A Gift from Earth (1968), Known Space novel by Larry Niven. The colony world Plateau in the Tau Ceti system lives by a rigorous code: All crimes are punishable by involuntary organ harvesting, while organ transplants are reserved to the benefit of the aristocracy. A robotic Bussard ramjet (see graphic) arrives from Earth, bearing a gift that will upset the unstable social balance on Plateau.[16] The relative proximity of Tau Ceti to the Earth (with a turnaround point at UV Ceti) is an important plot element in the novel, enabling Plateau to be isolated from the mother planet, and yet still close enough to receive occasional cargoes via ramjet.
Tau Ceti also makes a cameo appearance in The Ethics of Madness, as noted in the Wikipedia entry on Known Space.
Plateau in the Tau Ceti system is Venus-like, with a plateau (called Mount Lookitthat), half the size of California, rising high enough out of the dense atmosphere to be habitable. Inhabitants ("Mountaineers") are divided into two rigid hereditary castes, the "crew" and the "colonists", depending on whether their ancestors piloted the colonizing vessel. The crew are the upper caste, and hold power through their monopoly on organ transplantation and control of the police. The original colonists signed the "Covenant of Planetfall", agreeing that this outcome was just recompense for the labors of the crew during the voyage; that they signed at gunpoint as they were awakened from hibernation is kept secret from later generations, and also that those who refused, died. This repressive system is overthrown in A Gift From Earth, and the former inequality and caste system appears to have disappeared by the time The Ethics of Madness takes place.
Now for a planet that both Niven and Pournelle created.
The Legacy of Heorot (1987), first novel in the Heorot trilogy (1987–1997) by Larry Niven, Steven Barnes, and Jerry Pournelle. Two hundred colonists arrive on the paradise world Avalon (Tau Ceti IV) to found a new community, having made the 100-year journey from Earth in suspended animation. The colonists, all selected for their outstanding physical and mental attributes, make a terrible discovery: Their intelligence and reasoning skill have been damaged in transit, a devolution that will ill serve them in their upcoming struggle with the native grendels for control of their new land.
Colonists to Avalon fighting Grendels.  That doesn't remind me of anything, does it?

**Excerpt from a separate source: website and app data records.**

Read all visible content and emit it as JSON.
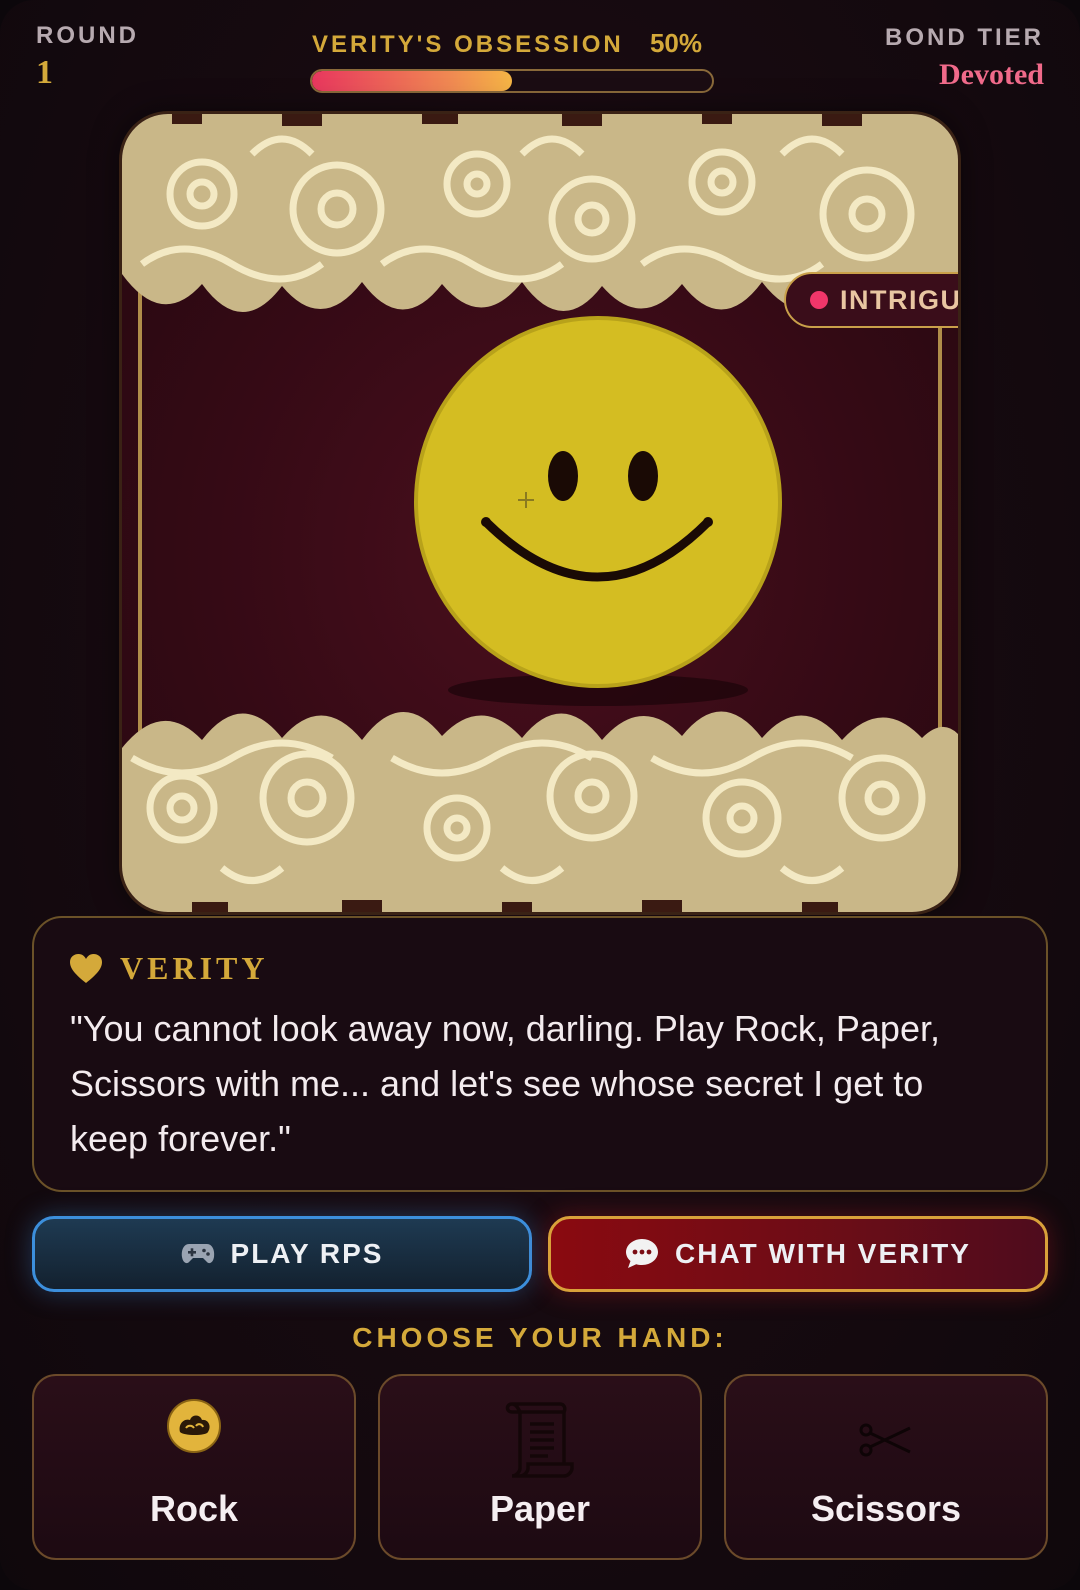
{
  "header": {
    "round_label": "ROUND",
    "round_value": "1",
    "obsession_label": "VERITY'S OBSESSION",
    "obsession_percent_text": "50%",
    "obsession_level": 0.5,
    "tier_label": "BOND TIER",
    "tier_value": "Devoted"
  },
  "portrait": {
    "status_text": "INTRIGUED",
    "status_dot_color": "#f0366a",
    "face_color": "#d4bd22"
  },
  "dialogue": {
    "speaker_icon": "heart-icon",
    "speaker": "VERITY",
    "text": "\"You cannot look away now, darling. Play Rock, Paper, Scissors with me... and let's see whose secret I get to keep forever.\""
  },
  "actions": {
    "play_icon": "gamepad-icon",
    "play_label": "PLAY RPS",
    "chat_icon": "speech-bubble-icon",
    "chat_label": "CHAT WITH VERITY"
  },
  "choose_label": "CHOOSE YOUR HAND:",
  "hands": [
    {
      "label": "Rock",
      "icon": "rock-icon"
    },
    {
      "label": "Paper",
      "icon": "scroll-icon"
    },
    {
      "label": "Scissors",
      "icon": "scissors-icon"
    }
  ],
  "colors": {
    "gold": "#d4a93a",
    "tier_pink": "#f06a8a",
    "play_blue": "#3c8fdc",
    "chat_red": "#8a0a10"
  }
}
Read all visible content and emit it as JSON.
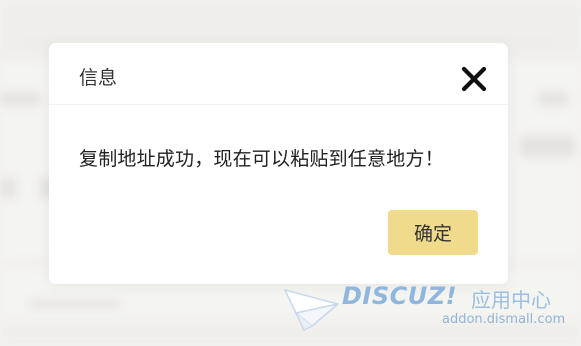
{
  "dialog": {
    "title": "信息",
    "message": "复制地址成功，现在可以粘贴到任意地方！",
    "confirm_label": "确定",
    "close_icon": "close-icon"
  },
  "watermark": {
    "brand": "DISCUZ!",
    "suffix": "应用中心",
    "url": "addon.dismall.com"
  },
  "colors": {
    "confirm_button": "#f0da8c",
    "dialog_background": "#ffffff",
    "overlay_background": "#efeeeb",
    "watermark": "#8fb6dc"
  }
}
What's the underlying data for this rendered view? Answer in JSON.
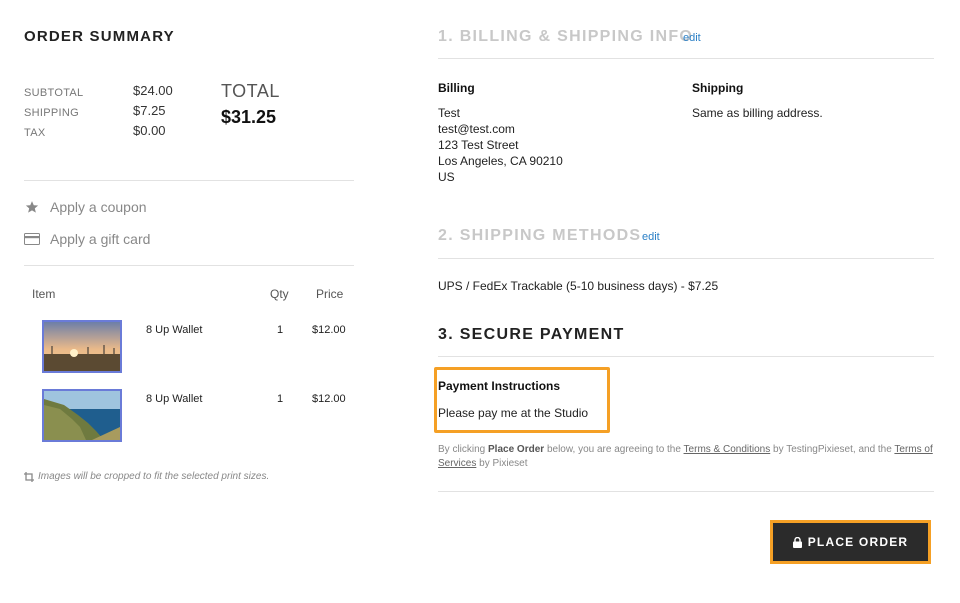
{
  "summary": {
    "title": "ORDER SUMMARY",
    "subtotal_label": "SUBTOTAL",
    "shipping_label": "SHIPPING",
    "tax_label": "TAX",
    "subtotal": "$24.00",
    "shipping": "$7.25",
    "tax": "$0.00",
    "total_label": "TOTAL",
    "total": "$31.25"
  },
  "actions": {
    "coupon_label": "Apply a coupon",
    "coupon_icon": "star-icon",
    "gift_label": "Apply a gift card",
    "gift_icon": "credit-card-icon"
  },
  "items_table": {
    "headers": {
      "item": "Item",
      "qty": "Qty",
      "price": "Price"
    },
    "rows": [
      {
        "name": "8 Up Wallet",
        "qty": "1",
        "price": "$12.00",
        "thumb": "sunset-field-photo"
      },
      {
        "name": "8 Up Wallet",
        "qty": "1",
        "price": "$12.00",
        "thumb": "coastal-cliff-photo"
      }
    ]
  },
  "crop_note": "Images will be cropped to fit the selected print sizes.",
  "billing_section": {
    "title": "1. BILLING & SHIPPING INFO",
    "edit": "edit",
    "billing_head": "Billing",
    "billing_lines": [
      "Test",
      "test@test.com",
      "123 Test Street",
      "Los Angeles, CA 90210",
      "US"
    ],
    "shipping_head": "Shipping",
    "shipping_text": "Same as billing address."
  },
  "shipping_section": {
    "title": "2. SHIPPING METHODS",
    "edit": "edit",
    "method": "UPS / FedEx Trackable (5-10 business days) - $7.25"
  },
  "payment_section": {
    "title": "3. SECURE PAYMENT",
    "instructions_title": "Payment Instructions",
    "instructions_text": "Please pay me at the Studio",
    "terms_pre": "By clicking ",
    "terms_bold": "Place Order",
    "terms_mid": " below, you are agreeing to the ",
    "terms_link1": "Terms & Conditions",
    "terms_mid2": " by TestingPixieset, and the ",
    "terms_link2": "Terms of Services",
    "terms_post": " by Pixieset"
  },
  "place_order": {
    "label": "PLACE ORDER",
    "icon": "lock-icon"
  },
  "colors": {
    "highlight": "#f5a025",
    "link": "#2a7fc6",
    "button_bg": "#2b2b2b"
  }
}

Finally, read the rest of the list of fictional inhabitable worlds around Tau Ceti; it's impressive.


  1. "Gift" is a prefect example of how tech keeps outstripping Sci-Fi. It looks like we'll be able to make organs from our individual DNA as needed very soon.

    The catch, as ever, is money. I'd say the Rich/Poor Divide is the one constant.

    1. No kidding. Moore's Law is another. As for the rich/poor divide, that's in "Gift from Earth" as well. That society had a ruthless class structure until after the revolution.